- So it seems pretty obvious that “Larry Wilson” killed William Joseph Davis at that house that day, but I wonder what the motive would be? I’ve seen female real estates disappear under these circumstances, and usually the motive is a sexual attack, but this is less likely here. Robbery maybe?
- Per articles at the time, several other adults disappeared from Hillsborough County in the same time period as Brian Lee Jones did. There was no indication the cases were related, though, and all the others, except Jones and one other, seem to have turned up. As for Jones… I can’t figure out what was going on there. How far away was that “secluded wooded area” from the ABC Lounge? Were the “possible bloodstains” on the pillow ever tested? Obviously DNA testing would have been impossible in 1981, but they could have at least determined whether it the stains were human blood or not.
- I found frustratingly contradictory information about Tai Yung Lau‘s disappearance. One news account said he had no car and couldn’t drive, and other that his car disappeared at the same time he did. The new page for Hillsborough County missing persons, however, says Lau sold his car and said something about returning to China. But the thing is, if the story about him escaping from a forced labor camp during the Great Proletarian Cultural Revolution and eventually getting working papers in the U.S. is true, there’s no way in hell he would have returned to China; they’d have killed him.

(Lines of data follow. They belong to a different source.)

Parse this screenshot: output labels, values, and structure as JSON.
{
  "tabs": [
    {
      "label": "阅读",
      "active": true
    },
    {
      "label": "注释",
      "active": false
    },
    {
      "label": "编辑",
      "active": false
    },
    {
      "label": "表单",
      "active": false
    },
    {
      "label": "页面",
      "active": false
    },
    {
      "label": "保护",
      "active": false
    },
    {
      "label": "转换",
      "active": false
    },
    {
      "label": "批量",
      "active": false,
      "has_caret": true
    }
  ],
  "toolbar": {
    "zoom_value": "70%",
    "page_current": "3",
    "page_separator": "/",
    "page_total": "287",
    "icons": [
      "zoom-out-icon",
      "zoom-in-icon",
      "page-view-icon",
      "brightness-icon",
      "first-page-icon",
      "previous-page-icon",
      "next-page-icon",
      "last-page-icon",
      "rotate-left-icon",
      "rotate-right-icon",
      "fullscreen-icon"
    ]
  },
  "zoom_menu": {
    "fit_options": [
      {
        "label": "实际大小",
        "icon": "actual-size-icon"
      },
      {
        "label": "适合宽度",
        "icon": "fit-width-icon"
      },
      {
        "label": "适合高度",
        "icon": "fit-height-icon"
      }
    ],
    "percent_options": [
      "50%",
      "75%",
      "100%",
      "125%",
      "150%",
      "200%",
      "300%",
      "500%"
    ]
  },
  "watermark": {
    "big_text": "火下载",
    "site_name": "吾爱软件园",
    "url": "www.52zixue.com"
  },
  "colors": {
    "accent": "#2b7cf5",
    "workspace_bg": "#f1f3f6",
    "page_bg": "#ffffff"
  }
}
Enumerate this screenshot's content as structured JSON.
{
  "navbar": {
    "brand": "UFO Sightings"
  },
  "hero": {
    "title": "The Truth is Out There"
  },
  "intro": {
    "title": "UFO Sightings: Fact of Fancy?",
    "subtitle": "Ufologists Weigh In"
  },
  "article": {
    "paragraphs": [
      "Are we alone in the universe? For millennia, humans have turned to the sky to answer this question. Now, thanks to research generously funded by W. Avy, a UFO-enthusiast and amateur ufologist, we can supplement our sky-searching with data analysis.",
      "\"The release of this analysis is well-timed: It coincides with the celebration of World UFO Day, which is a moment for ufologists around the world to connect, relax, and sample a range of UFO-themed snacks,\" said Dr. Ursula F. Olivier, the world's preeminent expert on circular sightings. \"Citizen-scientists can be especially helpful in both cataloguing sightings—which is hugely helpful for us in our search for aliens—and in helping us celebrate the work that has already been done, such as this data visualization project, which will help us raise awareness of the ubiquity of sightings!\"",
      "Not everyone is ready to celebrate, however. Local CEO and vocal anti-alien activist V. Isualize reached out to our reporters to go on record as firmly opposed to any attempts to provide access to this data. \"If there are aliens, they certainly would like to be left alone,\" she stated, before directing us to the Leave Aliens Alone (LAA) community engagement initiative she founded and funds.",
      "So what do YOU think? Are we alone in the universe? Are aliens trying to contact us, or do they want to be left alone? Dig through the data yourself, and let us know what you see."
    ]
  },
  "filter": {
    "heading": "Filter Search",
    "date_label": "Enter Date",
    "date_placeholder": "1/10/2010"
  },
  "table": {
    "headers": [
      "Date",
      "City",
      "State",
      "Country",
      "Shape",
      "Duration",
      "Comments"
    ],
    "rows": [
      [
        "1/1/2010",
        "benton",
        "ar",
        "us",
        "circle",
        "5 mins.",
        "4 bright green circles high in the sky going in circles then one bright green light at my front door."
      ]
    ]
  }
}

- I originally read about Jack Donald Lewis‘s disappearance in this book; the author interviewed Carole Lewis (now Carole Baskin) and she mentioned that her husband just walked out of the house one day and never came back. As for Jack’s disappearance, I know there has been talk online that Carole killed him, but I am not going to venture a guess as to what caused his disappearance. The articles I found called Wildlife on Easy Street a “sanctuary,” but it didn’t have a very good reputation back in the nineties. I don’t know if things have improved now or what. On a side note, earlier this month Joe Exotic, who runs a horrible traveling petting zoo, was charged with trying to hire someone to kill Carole.
- Despite Carlos Melgar-Perez‘s case being local to me, I never heard squat about it until I saw him on the Fort Wayne Police Department and began looking up info on his own. Apparently the police only interviewed his friend one time. The circumstances of his disappearance seem strange, to say the least. There aren’t any nearby bodies of water sufficiently large/deep/fast enough to have concealed his body for this long.
- I found Eva Marie Ridall‘s dad’s obituary and noted that he was divorced from his kids’ mother and lived in Ohio when he died. I have to wonder if maybe she was going to Ohio to see her father, but I’ve got no proof that he lived in Ohio in 1977. I found some stuff about her disappearance online from her sister, and all indications seem to be that she did run away, but it’s been over 40 years; what happened?
- About that extortion attempt in Cynthia Lynn Sumpter‘s case: was the man charged with molesting her in jail when she disappeared? If he wasn’t, have the police verified his alibi 100%?
And finally, I found the following article about something Peter Joseph Bonick did a full five years prior to his disappearance. I’m guessing the reason he was living in a children’s home when he went missing is because he continued on the delinquent path.
In honor of National Hispanic Heritage Month I’m featuring a Hispanic missing person every day from September 15 to October 15. Today’s case is Cesilia Pena, a fourteen-year-old girl who disappeared from Manhattan on October 6, 1976, while on her way home from St. Alphonsus Commercial High School.
Cesilia lived in the Bronx and took the subway to and from school; this article talks about the route she might have used. She was tiny, less than five feet tall, and she looks very young in her pictures.
She may have been accosted by Anthony “Rudy” Flores while on her way home that day; a witness reported seeing them together, with Flores holding her by the arm. Flores is also a suspect in the disappearance of Nelida Del Valle from Boston later that year.